JIMMY "T99" NELSON
Jimmy Nelson, a California protege of Big Joe Turner, was 32 when his "T99 Blues" became a No. 1 R&B single in 1951. He never had another hit, but he continued to record, perform and compose. His songs were recorded by everyone from Bullmoose Jackson to Charlie Musselwhite. Now, 54 years later, the 86-year-old Nelson has released his third album in six years, "The Legend." His buttery tenor is in surprisingly good shape and so is his sense of humor.

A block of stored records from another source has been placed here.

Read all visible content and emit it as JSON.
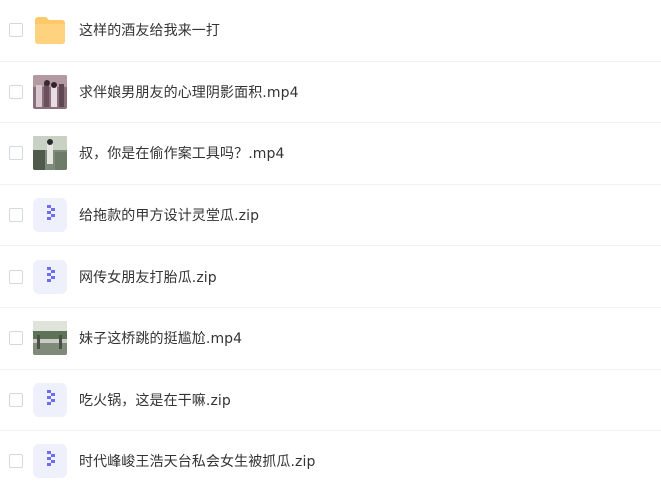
{
  "files": [
    {
      "name": "这样的酒友给我来一打",
      "type": "folder",
      "icon": "folder-icon"
    },
    {
      "name": "求伴娘男朋友的心理阴影面积.mp4",
      "type": "video",
      "icon": "video-thumbnail"
    },
    {
      "name": "叔，你是在偷作案工具吗？.mp4",
      "type": "video",
      "icon": "video-thumbnail"
    },
    {
      "name": "给拖款的甲方设计灵堂瓜.zip",
      "type": "zip",
      "icon": "zip-icon"
    },
    {
      "name": "网传女朋友打胎瓜.zip",
      "type": "zip",
      "icon": "zip-icon"
    },
    {
      "name": "妹子这桥跳的挺尴尬.mp4",
      "type": "video",
      "icon": "video-thumbnail"
    },
    {
      "name": "吃火锅，这是在干嘛.zip",
      "type": "zip",
      "icon": "zip-icon"
    },
    {
      "name": "时代峰峻王浩天台私会女生被抓瓜.zip",
      "type": "zip",
      "icon": "zip-icon"
    }
  ],
  "colors": {
    "folder": "#ffca6a",
    "zip_bg": "#eef0fb",
    "zip_accent": "#6f6cf2",
    "row_border": "#f1f2f4",
    "text": "#333333"
  }
}
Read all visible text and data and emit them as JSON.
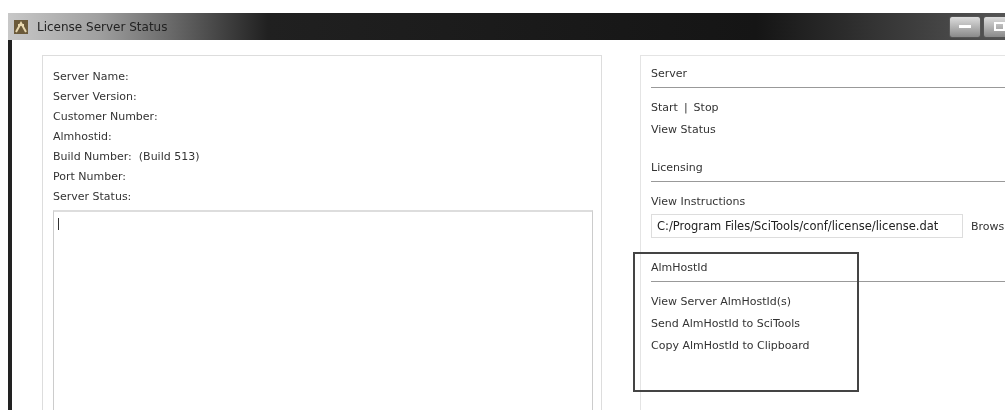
{
  "window": {
    "title": "License Server Status"
  },
  "info": {
    "labels": [
      {
        "label": "Server Name:"
      },
      {
        "label": "Server Version:"
      },
      {
        "label": "Customer Number:"
      },
      {
        "label": "Almhostid:"
      },
      {
        "label": "Build Number:",
        "value": "(Build 513)"
      },
      {
        "label": "Port Number:"
      },
      {
        "label": "Server Status:"
      }
    ]
  },
  "server": {
    "heading": "Server",
    "start": "Start",
    "separator": "|",
    "stop": "Stop",
    "view_status": "View Status"
  },
  "licensing": {
    "heading": "Licensing",
    "view_instructions": "View Instructions",
    "license_path": "C:/Program Files/SciTools/conf/license/license.dat",
    "browse": "Brows"
  },
  "almhostid": {
    "heading": "AlmHostId",
    "highlighted": true,
    "links": [
      "View Server AlmHostId(s)",
      "Send AlmHostId to SciTools",
      "Copy AlmHostId to Clipboard"
    ]
  }
}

The result is a disc as enjoyable for its new music as for its back story.
Like Nelson's recent outings for Bullseye and Nettie Marie, "The Legend" was produced by trombonist Carl Querfurth with instrumental support from fellow members of the Roomful of Blues alumni association, including guitarist Duke Robillard, pianist Matt McCabe and saxophonist Doug James. The horn and rhythm sections provide the finger-snapping swing of early '50s jump blues, and Nelson cruises through the groove with radiant self-assurance.
The album includes welcome remakes of Louis Jordan's "Run Joe," Willie Dixon's "Help Me" and Doc Pomus's "Still in Love," as well as a rewrite of Fats Domino's "Sick and Tired." But Nelson's own never-before-recorded compositions hold their own in this heady company, whether it's his philosophical look at life's disasters, "The Devil's Sending Up a Blessing to You," or his tribute to married sex, "One Step at a Time."
-- Geoffrey Himes
Appearing Friday and Saturday at the Crystal City Jazz Festival.